[Opening MATERIALS PROVIDED section]
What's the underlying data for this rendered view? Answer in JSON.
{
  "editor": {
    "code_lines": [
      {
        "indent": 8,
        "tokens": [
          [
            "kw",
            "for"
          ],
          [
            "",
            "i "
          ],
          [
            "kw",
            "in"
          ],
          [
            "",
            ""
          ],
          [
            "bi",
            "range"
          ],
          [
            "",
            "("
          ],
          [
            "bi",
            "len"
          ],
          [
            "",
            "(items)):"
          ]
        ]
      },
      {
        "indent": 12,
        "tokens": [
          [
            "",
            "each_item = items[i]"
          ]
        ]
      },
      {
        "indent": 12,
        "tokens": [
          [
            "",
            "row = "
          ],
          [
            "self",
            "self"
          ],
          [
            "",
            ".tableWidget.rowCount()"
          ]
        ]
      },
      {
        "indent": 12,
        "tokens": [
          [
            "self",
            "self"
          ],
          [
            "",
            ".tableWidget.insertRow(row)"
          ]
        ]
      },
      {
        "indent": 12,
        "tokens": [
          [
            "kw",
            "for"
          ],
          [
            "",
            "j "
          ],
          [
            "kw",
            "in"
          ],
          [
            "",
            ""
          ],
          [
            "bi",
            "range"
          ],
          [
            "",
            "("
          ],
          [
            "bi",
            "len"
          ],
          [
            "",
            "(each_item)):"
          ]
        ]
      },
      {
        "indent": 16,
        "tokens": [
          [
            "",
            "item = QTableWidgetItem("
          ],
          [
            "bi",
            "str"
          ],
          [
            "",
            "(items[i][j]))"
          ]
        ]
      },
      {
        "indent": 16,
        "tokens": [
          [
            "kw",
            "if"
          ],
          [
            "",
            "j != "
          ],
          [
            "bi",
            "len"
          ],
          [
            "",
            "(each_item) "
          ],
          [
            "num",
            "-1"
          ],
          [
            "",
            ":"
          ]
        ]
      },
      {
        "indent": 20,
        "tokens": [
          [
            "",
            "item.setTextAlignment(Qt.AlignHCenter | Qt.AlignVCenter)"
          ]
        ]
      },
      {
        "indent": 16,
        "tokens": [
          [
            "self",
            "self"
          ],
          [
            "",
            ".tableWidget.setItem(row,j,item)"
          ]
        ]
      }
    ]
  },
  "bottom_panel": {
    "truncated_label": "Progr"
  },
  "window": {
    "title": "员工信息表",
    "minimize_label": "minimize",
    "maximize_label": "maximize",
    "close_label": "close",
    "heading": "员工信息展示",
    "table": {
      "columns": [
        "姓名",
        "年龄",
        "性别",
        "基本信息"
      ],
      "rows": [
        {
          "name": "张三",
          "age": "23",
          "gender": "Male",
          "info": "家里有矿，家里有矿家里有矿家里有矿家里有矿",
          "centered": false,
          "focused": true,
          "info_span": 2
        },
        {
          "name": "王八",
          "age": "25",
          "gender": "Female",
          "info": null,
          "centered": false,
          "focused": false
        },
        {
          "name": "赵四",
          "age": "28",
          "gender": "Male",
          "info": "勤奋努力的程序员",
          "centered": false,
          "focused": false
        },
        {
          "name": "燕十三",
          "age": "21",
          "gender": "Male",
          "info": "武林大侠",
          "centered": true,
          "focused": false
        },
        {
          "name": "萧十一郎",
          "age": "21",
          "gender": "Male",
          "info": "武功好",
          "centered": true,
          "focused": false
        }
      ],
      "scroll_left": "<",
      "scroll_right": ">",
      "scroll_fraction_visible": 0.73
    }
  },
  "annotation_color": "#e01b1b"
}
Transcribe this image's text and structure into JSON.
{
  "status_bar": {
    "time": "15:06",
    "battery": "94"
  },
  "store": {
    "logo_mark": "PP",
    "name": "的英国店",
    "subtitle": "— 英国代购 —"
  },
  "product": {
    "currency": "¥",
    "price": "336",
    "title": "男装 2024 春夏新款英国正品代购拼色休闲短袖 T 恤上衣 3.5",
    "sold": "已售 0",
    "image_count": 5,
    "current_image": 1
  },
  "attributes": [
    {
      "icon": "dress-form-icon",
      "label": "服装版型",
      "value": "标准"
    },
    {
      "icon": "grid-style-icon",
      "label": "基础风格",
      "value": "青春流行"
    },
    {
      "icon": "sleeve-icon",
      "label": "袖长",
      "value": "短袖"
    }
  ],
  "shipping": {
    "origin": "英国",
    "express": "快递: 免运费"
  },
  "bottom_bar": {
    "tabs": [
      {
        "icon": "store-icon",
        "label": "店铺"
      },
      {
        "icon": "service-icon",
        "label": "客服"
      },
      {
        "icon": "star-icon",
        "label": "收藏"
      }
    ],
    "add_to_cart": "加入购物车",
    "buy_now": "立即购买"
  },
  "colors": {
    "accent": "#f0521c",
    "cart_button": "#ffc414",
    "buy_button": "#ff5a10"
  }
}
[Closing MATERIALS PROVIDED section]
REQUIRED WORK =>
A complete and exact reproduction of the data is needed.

COMPLETED EXERCISE =>
What's the underlying data for this rendered view? Answer in JSON.
{
  "editor": {
    "code_lines": [
      {
        "indent": 8,
        "tokens": [
          [
            "kw",
            "for"
          ],
          [
            "",
            "i "
          ],
          [
            "kw",
            "in"
          ],
          [
            "",
            ""
          ],
          [
            "bi",
            "range"
          ],
          [
            "",
            "("
          ],
          [
            "bi",
            "len"
          ],
          [
            "",
            "(items)):"
          ]
        ]
      },
      {
        "indent": 12,
        "tokens": [
          [
            "",
            "each_item = items[i]"
          ]
        ]
      },
      {
        "indent": 12,
        "tokens": [
          [
            "",
            "row = "
          ],
          [
            "self",
            "self"
          ],
          [
            "",
            ".tableWidget.rowCount()"
          ]
        ]
      },
      {
        "indent": 12,
        "tokens": [
          [
            "self",
            "self"
          ],
          [
            "",
            ".tableWidget.insertRow(row)"
          ]
        ]
      },
      {
        "indent": 12,
        "tokens": [
          [
            "kw",
            "for"
          ],
          [
            "",
            "j "
          ],
          [
            "kw",
            "in"
          ],
          [
            "",
            ""
          ],
          [
            "bi",
            "range"
          ],
          [
            "",
            "("
          ],
          [
            "bi",
            "len"
          ],
          [
            "",
            "(each_item)):"
          ]
        ]
      },
      {
        "indent": 16,
        "tokens": [
          [
            "",
            "item = QTableWidgetItem("
          ],
          [
            "bi",
            "str"
          ],
          [
            "",
            "(items[i][j]))"
          ]
        ]
      },
      {
        "indent": 16,
        "tokens": [
          [
            "kw",
            "if"
          ],
          [
            "",
            "j != "
          ],
          [
            "bi",
            "len"
          ],
          [
            "",
            "(each_item) "
          ],
          [
            "num",
            "-1"
          ],
          [
            "",
            ":"
          ]
        ]
      },
      {
        "indent": 20,
        "tokens": [
          [
            "",
            "item.setTextAlignment(Qt.AlignHCenter | Qt.AlignVCenter)"
          ]
        ]
      },
      {
        "indent": 16,
        "tokens": [
          [
            "self",
            "self"
          ],
          [
            "",
            ".tableWidget.setItem(row,j,item)"
          ]
        ]
      }
    ]
  },
  "bottom_panel": {
    "truncated_label": "Progr"
  },
  "window": {
    "title": "员工信息表",
    "minimize_label": "minimize",
    "maximize_label": "maximize",
    "close_label": "close",
    "heading": "员工信息展示",
    "table": {
      "columns": [
        "姓名",
        "年龄",
        "性别",
        "基本信息"
      ],
      "rows": [
        {
          "name": "张三",
          "age": "23",
          "gender": "Male",
          "info": "家里有矿，家里有矿家里有矿家里有矿家里有矿",
          "centered": false,
          "focused": true,
          "info_span": 2
        },
        {
          "name": "王八",
          "age": "25",
          "gender": "Female",
          "info": null,
          "centered": false,
          "focused": false
        },
        {
          "name": "赵四",
          "age": "28",
          "gender": "Male",
          "info": "勤奋努力的程序员",
          "centered": false,
          "focused": false
        },
        {
          "name": "燕十三",
          "age": "21",
          "gender": "Male",
          "info": "武林大侠",
          "centered": true,
          "focused": false
        },
        {
          "name": "萧十一郎",
          "age": "21",
          "gender": "Male",
          "info": "武功好",
          "centered": true,
          "focused": false
        }
      ],
      "scroll_left": "<",
      "scroll_right": ">",
      "scroll_fraction_visible": 0.73
    }
  },
  "annotation_color": "#e01b1b"
}
Transcribe this image's text and structure into JSON.
{
  "status_bar": {
    "time": "15:06",
    "battery": "94"
  },
  "store": {
    "logo_mark": "PP",
    "name": "的英国店",
    "subtitle": "— 英国代购 —"
  },
  "product": {
    "currency": "¥",
    "price": "336",
    "title": "男装 2024 春夏新款英国正品代购拼色休闲短袖 T 恤上衣 3.5",
    "sold": "已售 0",
    "image_count": 5,
    "current_image": 1
  },
  "attributes": [
    {
      "icon": "dress-form-icon",
      "label": "服装版型",
      "value": "标准"
    },
    {
      "icon": "grid-style-icon",
      "label": "基础风格",
      "value": "青春流行"
    },
    {
      "icon": "sleeve-icon",
      "label": "袖长",
      "value": "短袖"
    }
  ],
  "shipping": {
    "origin": "英国",
    "express": "快递: 免运费"
  },
  "bottom_bar": {
    "tabs": [
      {
        "icon": "store-icon",
        "label": "店铺"
      },
      {
        "icon": "service-icon",
        "label": "客服"
      },
      {
        "icon": "star-icon",
        "label": "收藏"
      }
    ],
    "add_to_cart": "加入购物车",
    "buy_now": "立即购买"
  },
  "colors": {
    "accent": "#f0521c",
    "cart_button": "#ffc414",
    "buy_button": "#ff5a10"
  }
}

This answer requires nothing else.